DNA controversy: abolition of Council of Islamic Ideology demanded


KARACHI, June 7: Participants in a roundtable meeting organised by civil society groups on Friday understood that there was no need of institutions such as the Council of Islamic Ideology (CII), which ‘does nothing but hinders other institutions — and state at large — in their working on progressive path’.

“We have to throw a spanner in the works of the CII, which has largely been used as a boon by the rulers to entice the religion-based political parties,” said Anis Haroon, who represented Women Action Forum, which co-hosted the meeting with the Aurat Foundation at the Arts Council of Pakistan, Karachi.

In the meeting, experts from legal and medical fields had been invited to cast light on the CII recent statement declaring the DNA evidence as supporting evidence and not the primary proof in a rape case. A former CII member, Dr Mohsin Muzaffar Naqvi, was also there to speak on the matters he tackled as an active scholar until recently.

The meeting was attended by various civil rights groups, activists, local politicians and educationists.

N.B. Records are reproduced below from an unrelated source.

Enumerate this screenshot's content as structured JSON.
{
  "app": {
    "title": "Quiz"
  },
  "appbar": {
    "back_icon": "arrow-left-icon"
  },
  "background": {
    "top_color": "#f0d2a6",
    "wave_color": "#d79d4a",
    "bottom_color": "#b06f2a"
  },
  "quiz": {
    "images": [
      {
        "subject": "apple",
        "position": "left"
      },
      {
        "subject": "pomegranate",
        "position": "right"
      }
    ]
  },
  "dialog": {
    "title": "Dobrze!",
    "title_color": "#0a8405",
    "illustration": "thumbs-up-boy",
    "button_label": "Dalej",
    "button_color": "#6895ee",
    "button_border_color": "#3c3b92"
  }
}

When a brief resolution was tabled at the meeting asking the participants if they wanted the CII remained a constitutional body, most of the participants opposed it demanding that it should be abolished in the ‘larger interest of a progressive and tolerant society’.

Barrister Zain Shaikh, who was invited as a legal expert and Dr Naqvi, however, said the CII should remain a constitutional body with improved scholarly shape or, they said, religious matters without its existence could stir more controversies and predicaments.

“The participants have unanimously demanded abolishment of the CII,” said Uzma Noorani, who moderated the meeting. She made it clear that the experts’ difference of opinion fell in the ambit of guests who had been invited to talk about the complications relating to the issue.

Ms Haroon said the composition of the CII had been changing in different regimes at the convenience of the rulers and political environment and its chair and memberships had been used for political gains.

“Right now the CII’s office is virtually working as an office of the Jamiat-i-Ulema Islam of Maulana Fazlur Rehman,” she said.

She said the organisations such as the CII, instead of creating harmony in the society, antagonised women and religious minorities and instigated sectarianism.

She added that religion-based parties had got delayed the sexual harassment bill in the senate, which denied it to become a law.

“Fortunately, after the 18th Constitutional Amendment that matter came to the province and this law has been passed at least in Sindh,” she said.

Referring to the Mukhtaran Mai rape case, she said the Supreme Court, while disposing of the case, said there was no DNA tests confirming the rape.

She said in a rape case of a 13-year-old girl in Rawalpindi against the Punjab government, the Supreme Court laid down procedures, which directed for DNA testing, early registration of FIR etc.

“The CII recommendation is against the very order of the Supreme Court,” she said.

Dr Rubina Hasan said the first 12 hours after a rape were very important for investigation of the case. She said a victim should come to a hospital for DNA instead of a police station so that her DNA samples could be taken in time to bring the perpetrators to the book.

“The time is very important. The rape victim should not wash her body or clothes before coming to us. She should be brought to hospital within 12 hours or not beyond 48 hours. It gets difficult for us if a victim is brought to us after 48 hours,” she said.

She said DNA testing was the best justice one could impart to a victim – and even a suspect.

“DNA is very important and a 100 per cent reliable method to bring about quick justice. It supports both victims and the accused as well. It is the best way to provide justice,” she said.

Dr Naqvi said the CII had been established in 1971 as an advisory body. He explained that the council’s composition had been changing from time to time and one set of individuals composing the body could reverse a decision taken by its predecessors.

He said the council’s recommendations were sent to the parliament, which could accept or reject them. He said the council preferred the directions implicitly given in Holy Quran or Hadith over manmade laws or technology.

‘CII acts as filter’

Barrister Shaikh said the CII was to comprise a minimum of eight or not more than 20 members. He said the council should not be abolished, as it was a filter to tackle the religious matters, which, otherwise could generate more controversy.

“Steps should be taken to improve its scholarly strength instead of calling for its abolition,” he said.

Some participants criticised the clerics who ‘exploit the religion for their own benefit’ and added that in certain parts of the country ‘religious zealots punish women without complying the Islamic injunctions’.